Be sure to train all lab workers to understand which chemicals can be safely stored together by discussing safe compatibility of chemicals by hazard class.
A flammable liquid is defined as having a flashpoint of less than 100 degrees Fahrenheit or 38 degrees Celsius.
The National Fire Protection Association (NFPA) code limits the amount of flammable liquids that can be stored in each laboratory area. With few exceptions, all campus labs may have no more than 5 G of flammable liquids stored outside of a UL-listed flammable storage cabinet. Storage within a flammable cabinet depends on the specific cabinet but is generally limited to available shelf space. Please contact Safety staff if you have specific questions regarding the storage of flammable liquids in your lab or building.
Recent building codes apply stricter limitations. Jeffords building is designed with fire zones that limit storage of flammable liquids to 5 G per lab regardless of flammable storage cabinets. The Discovery building also has specific storage guidelines to follow.

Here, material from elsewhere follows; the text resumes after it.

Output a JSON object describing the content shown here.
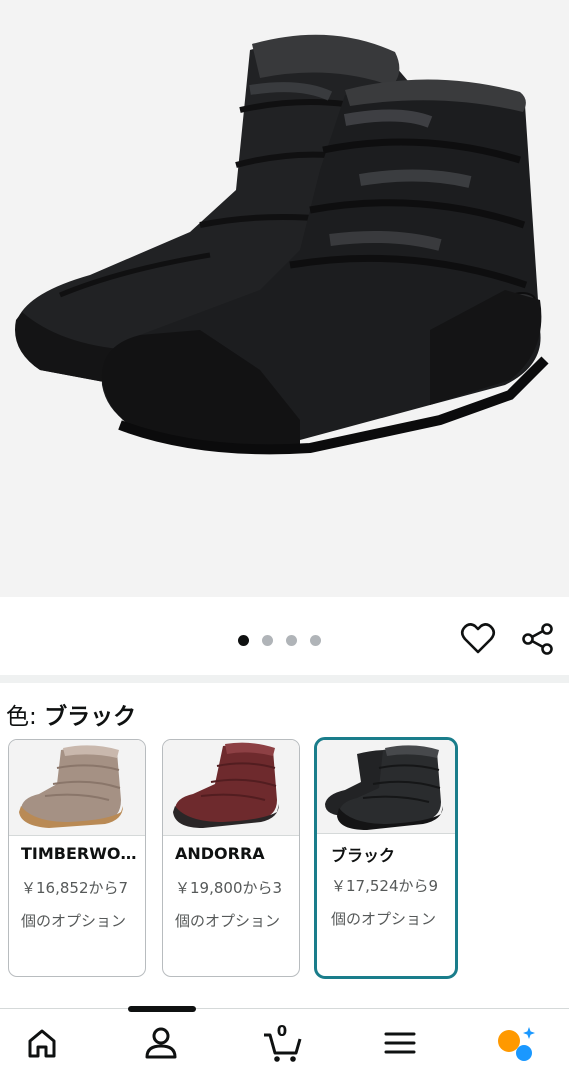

Never store your lunch or drinks in a laboratory appliance that is used for laboratory chemical storage. Cold rooms are NEVER to be used for storing cakes, pizza, food, or spirits.

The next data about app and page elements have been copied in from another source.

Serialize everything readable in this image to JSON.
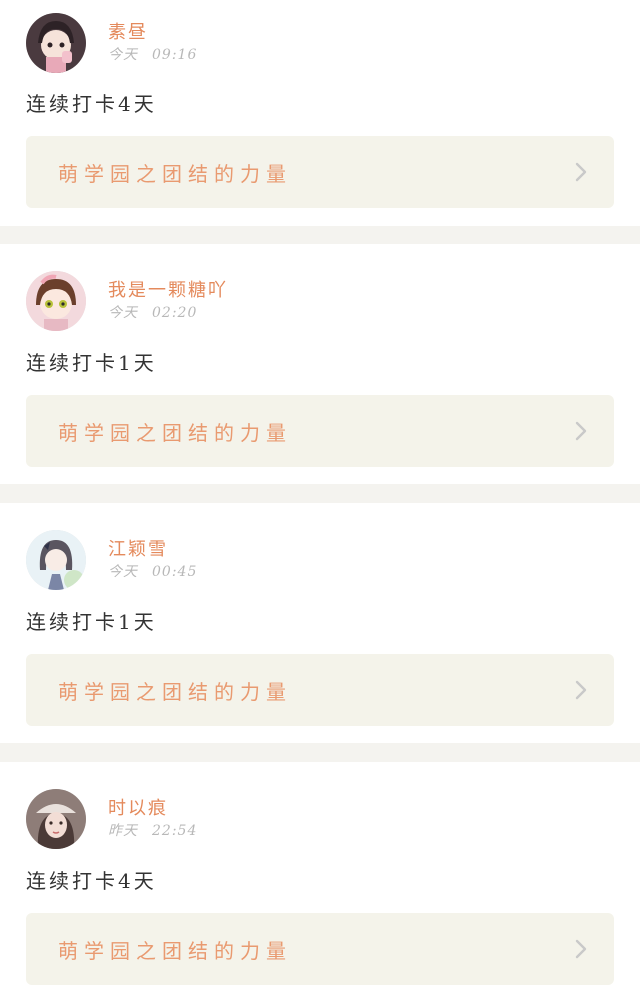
{
  "posts": [
    {
      "username": "素昼",
      "day": "今天",
      "time": "09:16",
      "streak": "连续打卡4天",
      "topic": "萌学园之团结的力量",
      "avatar_icon": "avatar-girl-pink-hat-icon"
    },
    {
      "username": "我是一颗糖吖",
      "day": "今天",
      "time": "02:20",
      "streak": "连续打卡1天",
      "topic": "萌学园之团结的力量",
      "avatar_icon": "avatar-girl-anime-icon"
    },
    {
      "username": "江颖雪",
      "day": "今天",
      "time": "00:45",
      "streak": "连续打卡1天",
      "topic": "萌学园之团结的力量",
      "avatar_icon": "avatar-girl-bow-icon"
    },
    {
      "username": "时以痕",
      "day": "昨天",
      "time": "22:54",
      "streak": "连续打卡4天",
      "topic": "萌学园之团结的力量",
      "avatar_icon": "avatar-girl-beret-icon"
    }
  ],
  "colors": {
    "username": "#e48a5c",
    "topic_text": "#e99a70",
    "topic_bg": "#f4f3ea",
    "time": "#b8b8b8",
    "separator": "#f4f3ef"
  }
}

Safely Refrigerate Flammable Chemicals
Flammable Storage Guidelines:
- Never store flammable materials in a household appliance (Kenmore, GE, Amana, etc.); explosions, injuries, and laboratory fires can result.
- Ultra low freezers (less than -40 degrees Fahrenheit) generally are not approved for flammable materials storage.
- If a flammable-rated refrigerator or freezer is needed, purchase one that is UL listed, intrinsically safe, and specifically labeled for “flammable materials storage.”
- Contact laboratory safety vendors to purchase the appropriate refrigerator or freezer based on the research materials you need to store.
- Explosion proof units are expensive and sometimes unnecessary. Before purchasing a flammable refrigerator, consult with Safety staff about your specific storage needs.
Periodically Review Your Chemical Inventory
Periodic review of your chemicals in storage and routine updates to your lab chemical inventory will help to minimize the quantity of chemicals in storage and eliminate duplicate orders.
In the inventory, include a location for each chemical in storage and train lab workers to check the inventory before re-ordering chemicals.
Be sure to also update your online chemical inventory so that emergency responders know what to expect if they need to respond to an emergency in your lab area(s).